It means giving myself grace when things aren’t perfect. It means dwelling in the moment rather than living in tomorrow’s uncertainty. It means getting distracted sometimes and not being disappointed in myself when plans go awry. Oh, the AMAs are on today? I wonder what Lorde is wearing? Did I just hear my email notification? What does ‘limpid’ mean? I feel like I should know this. Sartre, yes, I think I know who that is, but I’ll just double check…Oh, he wrote novels as well – right, onto Goodreads then for some research.
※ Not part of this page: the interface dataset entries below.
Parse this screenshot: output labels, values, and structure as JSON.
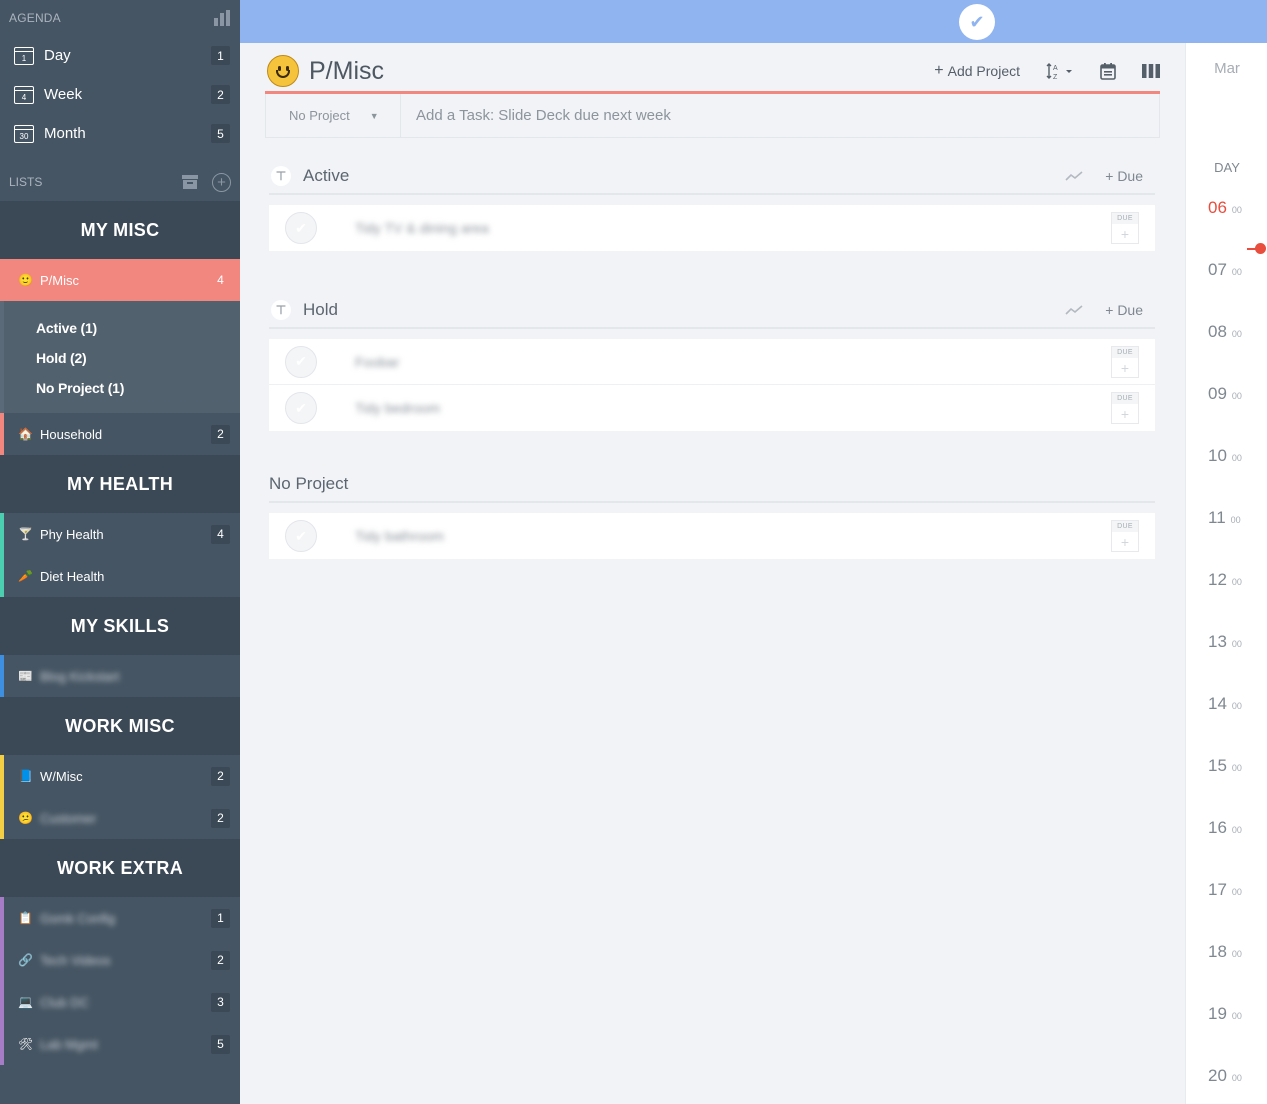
{
  "agenda": {
    "title": "AGENDA",
    "items": [
      {
        "label": "Day",
        "icon_num": "1",
        "count": "1"
      },
      {
        "label": "Week",
        "icon_num": "4",
        "count": "2"
      },
      {
        "label": "Month",
        "icon_num": "30",
        "count": "5"
      }
    ]
  },
  "lists": {
    "title": "LISTS"
  },
  "groups": [
    {
      "title": "MY MISC",
      "items": [
        {
          "emoji": "🙂",
          "label": "P/Misc",
          "count": "4"
        },
        {
          "emoji": "🏠",
          "label": "Household",
          "count": "2"
        }
      ],
      "sub": [
        "Active (1)",
        "Hold (2)",
        "No Project (1)"
      ]
    },
    {
      "title": "MY HEALTH",
      "items": [
        {
          "emoji": "🍸",
          "label": "Phy Health",
          "count": "4"
        },
        {
          "emoji": "🥕",
          "label": "Diet Health",
          "count": ""
        }
      ]
    },
    {
      "title": "MY SKILLS",
      "items": [
        {
          "emoji": "📰",
          "label": "Blog Kickstart",
          "count": ""
        }
      ]
    },
    {
      "title": "WORK MISC",
      "items": [
        {
          "emoji": "📘",
          "label": "W/Misc",
          "count": "2"
        },
        {
          "emoji": "😕",
          "label": "Customer",
          "count": "2"
        }
      ]
    },
    {
      "title": "WORK EXTRA",
      "items": [
        {
          "emoji": "📋",
          "label": "Gsmk Config",
          "count": "1"
        },
        {
          "emoji": "🔗",
          "label": "Tech Videos",
          "count": "2"
        },
        {
          "emoji": "💻",
          "label": "Club DC",
          "count": "3"
        },
        {
          "emoji": "🛠",
          "label": "Lab Mgmt",
          "count": "5"
        }
      ]
    }
  ],
  "header": {
    "title": "P/Misc",
    "add_project": "Add Project"
  },
  "add_task": {
    "project": "No Project",
    "placeholder": "Add a Task: Slide Deck due next week"
  },
  "sections": [
    {
      "name": "Active",
      "due": "+ Due",
      "tasks": [
        "Tidy TV & dining area"
      ]
    },
    {
      "name": "Hold",
      "due": "+ Due",
      "tasks": [
        "Foobar",
        "Tidy bedroom"
      ]
    },
    {
      "name": "No Project",
      "due": "",
      "tasks": [
        "Tidy bathroom"
      ]
    }
  ],
  "due_tag": "DUE",
  "calendar": {
    "month": "Mar",
    "view": "DAY",
    "hours": [
      "06",
      "07",
      "08",
      "09",
      "10",
      "11",
      "12",
      "13",
      "14",
      "15",
      "16",
      "17",
      "18",
      "19",
      "20"
    ],
    "minutes": "00",
    "current_hour": "06"
  },
  "colors": {
    "sidebar": "#465563",
    "accent": "#f2877f",
    "topbar": "#8fb4f0",
    "now": "#e84d3d"
  }
}
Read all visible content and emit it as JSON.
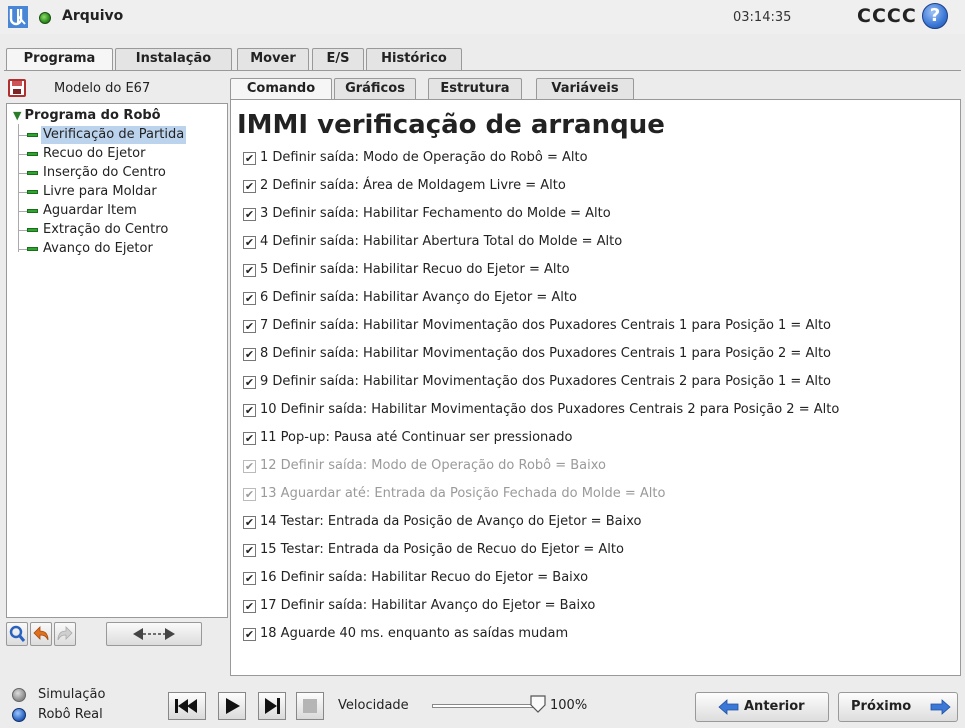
{
  "header": {
    "file_label": "Arquivo",
    "clock": "03:14:35",
    "robot_name": "CCCC",
    "help_glyph": "?"
  },
  "main_tabs": [
    {
      "label": "Programa",
      "active": true
    },
    {
      "label": "Instalação",
      "active": false
    },
    {
      "label": "Mover",
      "active": false
    },
    {
      "label": "E/S",
      "active": false
    },
    {
      "label": "Histórico",
      "active": false
    }
  ],
  "left_panel": {
    "model_name": "Modelo do E67",
    "tree_root": "Programa do Robô",
    "tree_items": [
      {
        "label": "Verificação de Partida",
        "selected": true
      },
      {
        "label": "Recuo do Ejetor",
        "selected": false
      },
      {
        "label": "Inserção do Centro",
        "selected": false
      },
      {
        "label": "Livre para Moldar",
        "selected": false
      },
      {
        "label": "Aguardar Item",
        "selected": false
      },
      {
        "label": "Extração do Centro",
        "selected": false
      },
      {
        "label": "Avanço do Ejetor",
        "selected": false
      }
    ]
  },
  "sub_tabs": [
    {
      "label": "Comando",
      "active": true
    },
    {
      "label": "Gráficos",
      "active": false
    },
    {
      "label": "Estrutura",
      "active": false
    },
    {
      "label": "Variáveis",
      "active": false
    }
  ],
  "content": {
    "title": "IMMI verificação de arranque",
    "checkbox_glyph": "✔",
    "commands": [
      {
        "text": "1 Definir saída: Modo de Operação do Robô = Alto",
        "checked": true,
        "enabled": true
      },
      {
        "text": "2 Definir saída: Área de Moldagem Livre = Alto",
        "checked": true,
        "enabled": true
      },
      {
        "text": "3 Definir saída: Habilitar Fechamento do Molde = Alto",
        "checked": true,
        "enabled": true
      },
      {
        "text": "4 Definir saída: Habilitar Abertura Total do Molde = Alto",
        "checked": true,
        "enabled": true
      },
      {
        "text": "5 Definir saída: Habilitar Recuo do Ejetor = Alto",
        "checked": true,
        "enabled": true
      },
      {
        "text": "6 Definir saída: Habilitar Avanço do Ejetor = Alto",
        "checked": true,
        "enabled": true
      },
      {
        "text": "7 Definir saída: Habilitar Movimentação dos Puxadores Centrais 1 para Posição 1 = Alto",
        "checked": true,
        "enabled": true
      },
      {
        "text": "8 Definir saída: Habilitar Movimentação dos Puxadores Centrais 1 para Posição 2 = Alto",
        "checked": true,
        "enabled": true
      },
      {
        "text": "9 Definir saída: Habilitar Movimentação dos Puxadores Centrais 2 para Posição 1 = Alto",
        "checked": true,
        "enabled": true
      },
      {
        "text": "10 Definir saída: Habilitar Movimentação dos Puxadores Centrais 2 para Posição 2 = Alto",
        "checked": true,
        "enabled": true
      },
      {
        "text": "11 Pop-up: Pausa até Continuar ser pressionado",
        "checked": true,
        "enabled": true
      },
      {
        "text": "12 Definir saída: Modo de Operação do Robô = Baixo",
        "checked": true,
        "enabled": false
      },
      {
        "text": "13 Aguardar até: Entrada da Posição Fechada do Molde = Alto",
        "checked": true,
        "enabled": false
      },
      {
        "text": "14 Testar: Entrada da Posição de Avanço do Ejetor = Baixo",
        "checked": true,
        "enabled": true
      },
      {
        "text": "15 Testar: Entrada da Posição de Recuo do Ejetor = Alto",
        "checked": true,
        "enabled": true
      },
      {
        "text": "16 Definir saída: Habilitar Recuo do Ejetor = Baixo",
        "checked": true,
        "enabled": true
      },
      {
        "text": "17 Definir saída: Habilitar Avanço do Ejetor = Baixo",
        "checked": true,
        "enabled": true
      },
      {
        "text": "18 Aguarde 40 ms. enquanto as saídas mudam",
        "checked": true,
        "enabled": true
      }
    ]
  },
  "footer": {
    "mode_simulation": "Simulação",
    "mode_real": "Robô Real",
    "speed_label": "Velocidade",
    "speed_value": "100%",
    "speed_fraction": 1.0,
    "prev_label": "Anterior",
    "next_label": "Próximo"
  },
  "colors": {
    "accent_blue": "#3a77d6",
    "selected_row": "#bcd3ee",
    "node_green": "#2ea52e",
    "disabled_text": "#9a9a9a"
  }
}
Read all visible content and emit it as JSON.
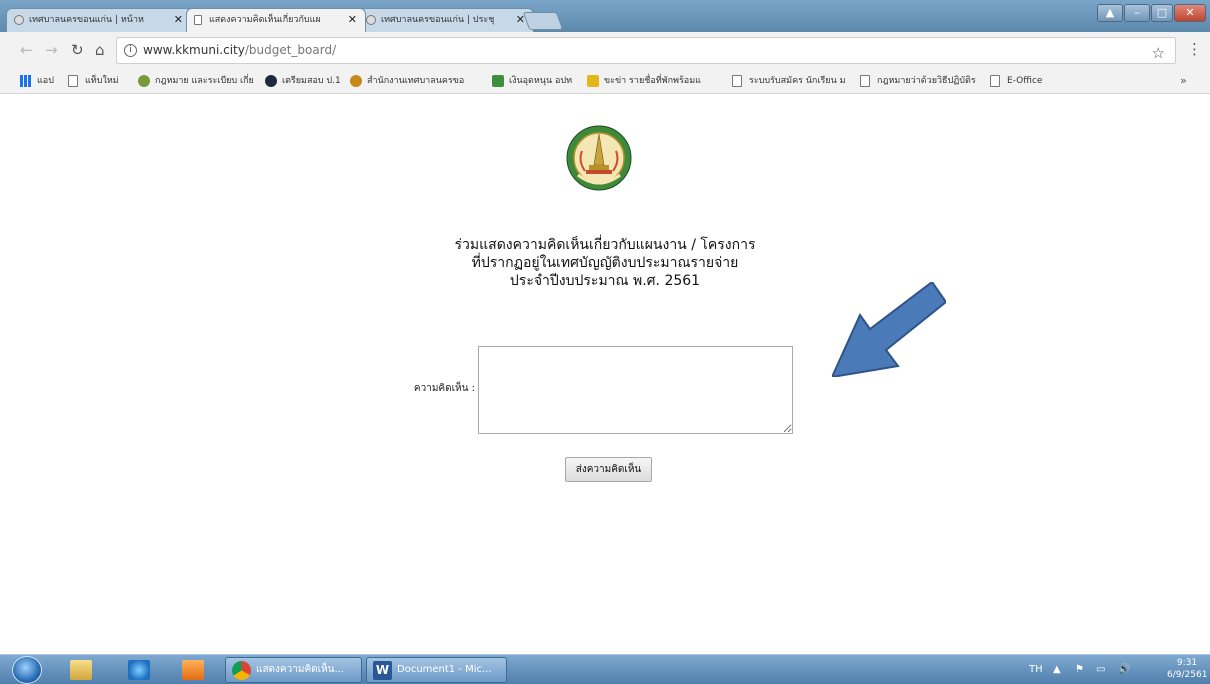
{
  "browser": {
    "tabs": [
      {
        "title": "เทศบาลนครขอนแก่น | หน้าห"
      },
      {
        "title": "แสดงความคิดเห็นเกี่ยวกับแผ"
      },
      {
        "title": "เทศบาลนครขอนแก่น | ประชุ"
      }
    ],
    "url_host": "www.kkmuni.city",
    "url_path": "/budget_board/",
    "bookmarks": [
      {
        "label": "แอป",
        "icon": "apps-icon"
      },
      {
        "label": "แท็บใหม่",
        "icon": "page-icon"
      },
      {
        "label": "กฎหมาย และระเบียบ เกี่ย",
        "icon": "law-site-icon"
      },
      {
        "label": "เตรียมสอบ ป.1",
        "icon": "k-site-icon"
      },
      {
        "label": "สำนักงานเทศบาลนครขอ",
        "icon": "municipal-seal-icon"
      },
      {
        "label": "เงินอุดหนุน อปท",
        "icon": "fund-site-icon"
      },
      {
        "label": "ขะข่า รายชื่อที่พักพร้อมแ",
        "icon": "folder-site-icon"
      },
      {
        "label": "ระบบรับสมัคร นักเรียน ม",
        "icon": "page-icon"
      },
      {
        "label": "กฎหมายว่าด้วยวิธีปฏิบัติร",
        "icon": "page-icon"
      },
      {
        "label": "E-Office",
        "icon": "page-icon"
      }
    ],
    "bookmark_more": "»"
  },
  "page": {
    "heading_line1": "ร่วมแสดงความคิดเห็นเกี่ยวกับแผนงาน / โครงการ",
    "heading_line2": "ที่ปรากฏอยู่ในเทศบัญญัติงบประมาณรายจ่าย",
    "heading_line3": "ประจำปีงบประมาณ พ.ศ. 2561",
    "comment_label": "ความคิดเห็น :",
    "comment_value": "",
    "submit_label": "ส่งความคิดเห็น",
    "arrow_color": "#4a7ab8"
  },
  "taskbar": {
    "buttons": [
      {
        "label": "แสดงความคิดเห็น..."
      },
      {
        "label": "Document1 - Mic..."
      }
    ],
    "language": "TH",
    "time": "9:31",
    "date": "6/9/2561"
  }
}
My favourite blogger just recommended 1001 Books You Should Read Before You Die…better check that link out, there might be a potential lead! *starts mentally ticking off the novels I’ve already read* I bet the library has this book, I should order it now. Is it going to rain on Wednesday? *goes to Metservice* possibly a shower or two, ok that’s fine, I’ll take an umbrella.
It is a slow process this unlearning and realigning.
In closing, and I hope as I have shown in this blog post, I am willing to move onwards, upwards and backwards in confusion through the labyrinth, but following my own thread and drawing strength from different stories, told in languages other than that of the father-tongue which speaks from above and demands too much (Le Guin, 1989). I am not a cog in the great machine of the university, and I will not measure my ‘success’ only by numbers and impact factors and grades – I am a woman dancing, singing, laughing, reading, writing, studying, and she is fully human.
* The introduction to this blog post models the short story ‘Sur’ by Ursula K. Le Guin. It is rather tongue-in-cheek, as like the silenced female explorers of Le Guin’s story whose only record of their experience is a written document left in an overcrowded attic in some undisclosed location, this report will likewise remain tucked away alongside the other bits and pieces found on a blog of this nature.
Cunliffe, A. (2004). On becoming a critically reflexive practitioner. Journal of Management Education, 28(4), 407-426.
Cunliffe, A. L. (2011). Crafting qualitative research: Morgan and Smircich 30 years on. Qualitative Research Methods, 14(4), 647–673.
Kelsky, K. (2015). The professor is in. New York: Three Rivers Press.
Ladkin, D. (2010). Rethinking leadership: A new look at old leadership questions. Cheltenham, UK: Edward Elgar Publishing Limited.
Le Guin, U. K. (1989). Dancing at the edge of the world: Thoughts on words, women, places. New York: Grove Press.